====== Dataset records ======

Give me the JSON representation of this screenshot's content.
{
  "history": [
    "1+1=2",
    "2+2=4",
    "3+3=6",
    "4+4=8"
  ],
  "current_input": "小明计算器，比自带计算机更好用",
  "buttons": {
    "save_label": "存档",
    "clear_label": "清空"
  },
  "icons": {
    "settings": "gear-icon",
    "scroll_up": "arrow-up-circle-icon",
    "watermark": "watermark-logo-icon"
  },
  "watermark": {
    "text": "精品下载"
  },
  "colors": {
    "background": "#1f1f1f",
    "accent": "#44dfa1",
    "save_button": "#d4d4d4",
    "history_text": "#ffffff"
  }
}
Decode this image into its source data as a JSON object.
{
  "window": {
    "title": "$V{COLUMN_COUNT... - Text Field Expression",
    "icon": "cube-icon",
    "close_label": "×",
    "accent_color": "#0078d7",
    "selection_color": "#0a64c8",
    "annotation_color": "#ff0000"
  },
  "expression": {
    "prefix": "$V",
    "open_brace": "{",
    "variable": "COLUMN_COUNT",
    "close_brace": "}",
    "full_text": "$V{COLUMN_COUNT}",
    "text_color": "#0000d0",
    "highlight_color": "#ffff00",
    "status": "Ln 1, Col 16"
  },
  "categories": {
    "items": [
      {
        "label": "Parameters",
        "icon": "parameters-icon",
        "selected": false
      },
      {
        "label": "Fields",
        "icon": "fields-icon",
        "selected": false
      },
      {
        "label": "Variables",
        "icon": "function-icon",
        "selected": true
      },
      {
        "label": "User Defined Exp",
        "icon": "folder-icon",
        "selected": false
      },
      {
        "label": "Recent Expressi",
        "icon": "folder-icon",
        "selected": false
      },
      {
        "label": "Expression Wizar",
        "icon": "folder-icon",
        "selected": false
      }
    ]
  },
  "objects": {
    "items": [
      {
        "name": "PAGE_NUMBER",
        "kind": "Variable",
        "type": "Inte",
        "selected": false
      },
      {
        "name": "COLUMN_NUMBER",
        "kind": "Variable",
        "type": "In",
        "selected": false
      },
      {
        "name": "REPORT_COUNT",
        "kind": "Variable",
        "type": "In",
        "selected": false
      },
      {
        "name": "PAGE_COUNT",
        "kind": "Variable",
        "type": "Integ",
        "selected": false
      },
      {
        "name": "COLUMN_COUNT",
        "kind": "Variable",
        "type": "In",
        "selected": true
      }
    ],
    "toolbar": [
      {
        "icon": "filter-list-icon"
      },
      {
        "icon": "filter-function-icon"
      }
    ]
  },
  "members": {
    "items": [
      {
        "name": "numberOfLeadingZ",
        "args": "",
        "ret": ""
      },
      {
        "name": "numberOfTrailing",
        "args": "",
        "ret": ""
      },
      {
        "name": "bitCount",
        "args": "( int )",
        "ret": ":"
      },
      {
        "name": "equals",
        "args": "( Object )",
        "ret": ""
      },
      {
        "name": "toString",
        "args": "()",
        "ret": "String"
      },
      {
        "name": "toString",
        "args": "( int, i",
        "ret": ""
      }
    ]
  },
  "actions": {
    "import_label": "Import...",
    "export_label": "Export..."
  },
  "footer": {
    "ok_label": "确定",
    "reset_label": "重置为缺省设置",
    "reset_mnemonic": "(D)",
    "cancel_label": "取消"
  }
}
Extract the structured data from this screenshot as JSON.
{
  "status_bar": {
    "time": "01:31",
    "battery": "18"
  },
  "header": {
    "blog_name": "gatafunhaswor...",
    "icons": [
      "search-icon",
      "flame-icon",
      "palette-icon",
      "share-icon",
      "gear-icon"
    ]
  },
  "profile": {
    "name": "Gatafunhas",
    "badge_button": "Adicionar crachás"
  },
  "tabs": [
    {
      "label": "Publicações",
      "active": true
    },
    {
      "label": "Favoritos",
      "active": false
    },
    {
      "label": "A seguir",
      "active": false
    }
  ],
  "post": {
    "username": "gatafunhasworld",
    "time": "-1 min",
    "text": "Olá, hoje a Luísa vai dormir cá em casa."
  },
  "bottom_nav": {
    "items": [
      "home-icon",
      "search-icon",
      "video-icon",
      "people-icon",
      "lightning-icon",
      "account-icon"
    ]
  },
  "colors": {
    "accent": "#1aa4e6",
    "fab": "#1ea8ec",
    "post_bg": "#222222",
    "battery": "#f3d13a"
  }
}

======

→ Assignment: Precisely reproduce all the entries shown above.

→ Completed task:
Give me the JSON representation of this screenshot's content.
{
  "history": [
    "1+1=2",
    "2+2=4",
    "3+3=6",
    "4+4=8"
  ],
  "current_input": "小明计算器，比自带计算机更好用",
  "buttons": {
    "save_label": "存档",
    "clear_label": "清空"
  },
  "icons": {
    "settings": "gear-icon",
    "scroll_up": "arrow-up-circle-icon",
    "watermark": "watermark-logo-icon"
  },
  "watermark": {
    "text": "精品下载"
  },
  "colors": {
    "background": "#1f1f1f",
    "accent": "#44dfa1",
    "save_button": "#d4d4d4",
    "history_text": "#ffffff"
  }
}
Decode this image into its source data as a JSON object.
{
  "window": {
    "title": "$V{COLUMN_COUNT... - Text Field Expression",
    "icon": "cube-icon",
    "close_label": "×",
    "accent_color": "#0078d7",
    "selection_color": "#0a64c8",
    "annotation_color": "#ff0000"
  },
  "expression": {
    "prefix": "$V",
    "open_brace": "{",
    "variable": "COLUMN_COUNT",
    "close_brace": "}",
    "full_text": "$V{COLUMN_COUNT}",
    "text_color": "#0000d0",
    "highlight_color": "#ffff00",
    "status": "Ln 1, Col 16"
  },
  "categories": {
    "items": [
      {
        "label": "Parameters",
        "icon": "parameters-icon",
        "selected": false
      },
      {
        "label": "Fields",
        "icon": "fields-icon",
        "selected": false
      },
      {
        "label": "Variables",
        "icon": "function-icon",
        "selected": true
      },
      {
        "label": "User Defined Exp",
        "icon": "folder-icon",
        "selected": false
      },
      {
        "label": "Recent Expressi",
        "icon": "folder-icon",
        "selected": false
      },
      {
        "label": "Expression Wizar",
        "icon": "folder-icon",
        "selected": false
      }
    ]
  },
  "objects": {
    "items": [
      {
        "name": "PAGE_NUMBER",
        "kind": "Variable",
        "type": "Inte",
        "selected": false
      },
      {
        "name": "COLUMN_NUMBER",
        "kind": "Variable",
        "type": "In",
        "selected": false
      },
      {
        "name": "REPORT_COUNT",
        "kind": "Variable",
        "type": "In",
        "selected": false
      },
      {
        "name": "PAGE_COUNT",
        "kind": "Variable",
        "type": "Integ",
        "selected": false
      },
      {
        "name": "COLUMN_COUNT",
        "kind": "Variable",
        "type": "In",
        "selected": true
      }
    ],
    "toolbar": [
      {
        "icon": "filter-list-icon"
      },
      {
        "icon": "filter-function-icon"
      }
    ]
  },
  "members": {
    "items": [
      {
        "name": "numberOfLeadingZ",
        "args": "",
        "ret": ""
      },
      {
        "name": "numberOfTrailing",
        "args": "",
        "ret": ""
      },
      {
        "name": "bitCount",
        "args": "( int )",
        "ret": ":"
      },
      {
        "name": "equals",
        "args": "( Object )",
        "ret": ""
      },
      {
        "name": "toString",
        "args": "()",
        "ret": "String"
      },
      {
        "name": "toString",
        "args": "( int, i",
        "ret": ""
      }
    ]
  },
  "actions": {
    "import_label": "Import...",
    "export_label": "Export..."
  },
  "footer": {
    "ok_label": "确定",
    "reset_label": "重置为缺省设置",
    "reset_mnemonic": "(D)",
    "cancel_label": "取消"
  }
}
Extract the structured data from this screenshot as JSON.
{
  "status_bar": {
    "time": "01:31",
    "battery": "18"
  },
  "header": {
    "blog_name": "gatafunhaswor...",
    "icons": [
      "search-icon",
      "flame-icon",
      "palette-icon",
      "share-icon",
      "gear-icon"
    ]
  },
  "profile": {
    "name": "Gatafunhas",
    "badge_button": "Adicionar crachás"
  },
  "tabs": [
    {
      "label": "Publicações",
      "active": true
    },
    {
      "label": "Favoritos",
      "active": false
    },
    {
      "label": "A seguir",
      "active": false
    }
  ],
  "post": {
    "username": "gatafunhasworld",
    "time": "-1 min",
    "text": "Olá, hoje a Luísa vai dormir cá em casa."
  },
  "bottom_nav": {
    "items": [
      "home-icon",
      "search-icon",
      "video-icon",
      "people-icon",
      "lightning-icon",
      "account-icon"
    ]
  },
  "colors": {
    "accent": "#1aa4e6",
    "fab": "#1ea8ec",
    "post_bg": "#222222",
    "battery": "#f3d13a"
  }
}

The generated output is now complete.